Hasty polls can make things worse as Congo’s case shows By Paul Collier
LONDON: Much of my work has been on conflict in Africa, so the latest catastrophe in the Democratic Republic of Congo (DRC) has unsurprisingly generated questions of the form ‘What now?’ My buck-dodging answer is: ‘Don’t start from here’. We are where we are because of the persistent failure of the international community to face reality. Part of that reality is that the UN is ill-suited to a reactive mode of operations: reaction requires decisions and logistics that are usually stymied by a lack of consensus and resources.
So what is the alternative to the reactive mode? It is to pre-empt these situations by changing the approach that has been adopted in post-conflict societies.
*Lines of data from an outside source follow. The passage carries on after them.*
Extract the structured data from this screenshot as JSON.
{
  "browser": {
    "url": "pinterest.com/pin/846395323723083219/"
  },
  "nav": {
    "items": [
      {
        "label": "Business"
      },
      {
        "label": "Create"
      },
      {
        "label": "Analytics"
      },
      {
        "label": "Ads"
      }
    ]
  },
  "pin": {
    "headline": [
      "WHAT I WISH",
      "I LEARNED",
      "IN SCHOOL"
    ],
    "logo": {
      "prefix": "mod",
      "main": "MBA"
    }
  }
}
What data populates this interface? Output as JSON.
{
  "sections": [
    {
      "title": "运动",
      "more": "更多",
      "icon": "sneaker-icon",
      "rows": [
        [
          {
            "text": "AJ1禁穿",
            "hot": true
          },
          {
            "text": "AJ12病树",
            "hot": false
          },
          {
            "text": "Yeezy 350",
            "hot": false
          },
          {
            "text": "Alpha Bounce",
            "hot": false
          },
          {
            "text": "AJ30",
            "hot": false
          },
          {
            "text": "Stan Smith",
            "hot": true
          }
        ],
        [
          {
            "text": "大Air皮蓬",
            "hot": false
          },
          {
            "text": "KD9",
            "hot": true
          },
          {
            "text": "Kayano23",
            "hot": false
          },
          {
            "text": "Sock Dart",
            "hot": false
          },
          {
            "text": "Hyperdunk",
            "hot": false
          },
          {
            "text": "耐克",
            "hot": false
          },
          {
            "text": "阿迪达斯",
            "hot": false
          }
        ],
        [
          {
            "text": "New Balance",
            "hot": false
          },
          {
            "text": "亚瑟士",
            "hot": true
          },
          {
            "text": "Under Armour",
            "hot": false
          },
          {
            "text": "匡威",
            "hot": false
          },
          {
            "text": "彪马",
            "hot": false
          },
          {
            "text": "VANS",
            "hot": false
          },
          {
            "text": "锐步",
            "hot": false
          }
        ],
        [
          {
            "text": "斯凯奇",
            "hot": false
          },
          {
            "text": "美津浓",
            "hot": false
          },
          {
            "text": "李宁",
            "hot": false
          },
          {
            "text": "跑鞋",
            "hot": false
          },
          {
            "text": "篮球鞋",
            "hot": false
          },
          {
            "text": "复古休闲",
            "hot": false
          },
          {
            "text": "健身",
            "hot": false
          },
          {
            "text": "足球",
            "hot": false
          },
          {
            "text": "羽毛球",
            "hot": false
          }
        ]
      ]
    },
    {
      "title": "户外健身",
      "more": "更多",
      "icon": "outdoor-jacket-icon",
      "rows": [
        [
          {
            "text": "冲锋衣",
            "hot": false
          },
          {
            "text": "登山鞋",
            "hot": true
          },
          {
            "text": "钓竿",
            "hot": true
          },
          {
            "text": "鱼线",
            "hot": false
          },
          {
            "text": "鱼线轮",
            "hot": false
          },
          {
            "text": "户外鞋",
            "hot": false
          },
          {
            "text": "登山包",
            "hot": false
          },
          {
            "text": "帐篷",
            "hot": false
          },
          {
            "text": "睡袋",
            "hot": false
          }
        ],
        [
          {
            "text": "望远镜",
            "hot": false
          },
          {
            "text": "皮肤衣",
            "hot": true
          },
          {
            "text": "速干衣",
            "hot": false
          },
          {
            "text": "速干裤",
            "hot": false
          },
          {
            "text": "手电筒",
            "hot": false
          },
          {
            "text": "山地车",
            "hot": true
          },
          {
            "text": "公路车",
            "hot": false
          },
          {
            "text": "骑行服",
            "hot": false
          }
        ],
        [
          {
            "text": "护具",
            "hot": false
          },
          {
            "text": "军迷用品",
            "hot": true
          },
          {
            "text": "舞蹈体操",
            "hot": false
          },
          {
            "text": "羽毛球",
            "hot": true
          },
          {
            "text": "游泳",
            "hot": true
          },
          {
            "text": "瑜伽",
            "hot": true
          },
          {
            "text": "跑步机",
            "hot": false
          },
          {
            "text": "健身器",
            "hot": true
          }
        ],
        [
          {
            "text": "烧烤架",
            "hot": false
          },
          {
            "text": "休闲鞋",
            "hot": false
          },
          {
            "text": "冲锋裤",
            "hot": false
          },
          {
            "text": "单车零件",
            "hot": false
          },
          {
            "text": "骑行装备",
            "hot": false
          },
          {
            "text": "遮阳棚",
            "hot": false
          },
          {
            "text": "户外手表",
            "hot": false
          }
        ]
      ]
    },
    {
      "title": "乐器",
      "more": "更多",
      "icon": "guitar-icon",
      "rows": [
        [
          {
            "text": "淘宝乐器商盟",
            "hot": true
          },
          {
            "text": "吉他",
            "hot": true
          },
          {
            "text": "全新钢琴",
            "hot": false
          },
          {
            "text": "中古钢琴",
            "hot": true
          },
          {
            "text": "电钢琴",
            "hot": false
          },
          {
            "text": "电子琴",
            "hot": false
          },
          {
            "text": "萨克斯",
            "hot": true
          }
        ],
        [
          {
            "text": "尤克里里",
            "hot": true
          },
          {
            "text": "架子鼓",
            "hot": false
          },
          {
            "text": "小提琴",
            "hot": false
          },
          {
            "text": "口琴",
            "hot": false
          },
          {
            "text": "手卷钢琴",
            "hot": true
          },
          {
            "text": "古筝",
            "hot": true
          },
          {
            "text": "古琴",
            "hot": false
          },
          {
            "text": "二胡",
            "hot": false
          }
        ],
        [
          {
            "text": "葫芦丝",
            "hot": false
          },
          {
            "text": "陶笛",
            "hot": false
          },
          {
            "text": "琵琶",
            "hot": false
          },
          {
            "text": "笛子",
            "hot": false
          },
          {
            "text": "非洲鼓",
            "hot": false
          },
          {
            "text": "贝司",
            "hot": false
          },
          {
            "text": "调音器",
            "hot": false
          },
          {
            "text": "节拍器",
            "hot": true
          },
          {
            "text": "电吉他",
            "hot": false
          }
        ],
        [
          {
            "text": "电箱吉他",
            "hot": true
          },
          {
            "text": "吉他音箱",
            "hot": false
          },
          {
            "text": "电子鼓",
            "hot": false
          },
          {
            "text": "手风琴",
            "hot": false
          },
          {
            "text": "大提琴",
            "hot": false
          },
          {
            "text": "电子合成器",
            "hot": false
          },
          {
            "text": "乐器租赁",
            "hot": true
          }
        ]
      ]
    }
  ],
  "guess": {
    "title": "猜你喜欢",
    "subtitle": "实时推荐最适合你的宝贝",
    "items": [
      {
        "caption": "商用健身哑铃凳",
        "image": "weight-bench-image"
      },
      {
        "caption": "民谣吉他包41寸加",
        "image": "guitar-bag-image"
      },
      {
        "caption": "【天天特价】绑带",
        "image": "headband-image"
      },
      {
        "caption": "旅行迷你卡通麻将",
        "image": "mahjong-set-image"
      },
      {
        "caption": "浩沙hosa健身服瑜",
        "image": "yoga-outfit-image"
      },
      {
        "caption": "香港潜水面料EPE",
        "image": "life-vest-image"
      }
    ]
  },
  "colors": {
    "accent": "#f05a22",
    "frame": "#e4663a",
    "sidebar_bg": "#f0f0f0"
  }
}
The international community has based its pre-emptive strategy on a naive faith in the restorative power of elections. The theory has been that elections usher in an accountable and legitimate government and so bring peace and prosperity. In the DRC, elections were duly held on October 29. 2006, costing the aid donors $500mn. So confident was the international community in this model that the date set for the withdrawal of UN peacekeepers was October 30. Instead, the elections provoked a full-scale shoot-out between the forces of the defeated candidate, Bemba, and the victorious Kabila, while manifestly failing to resolve the problem of eastern Congo.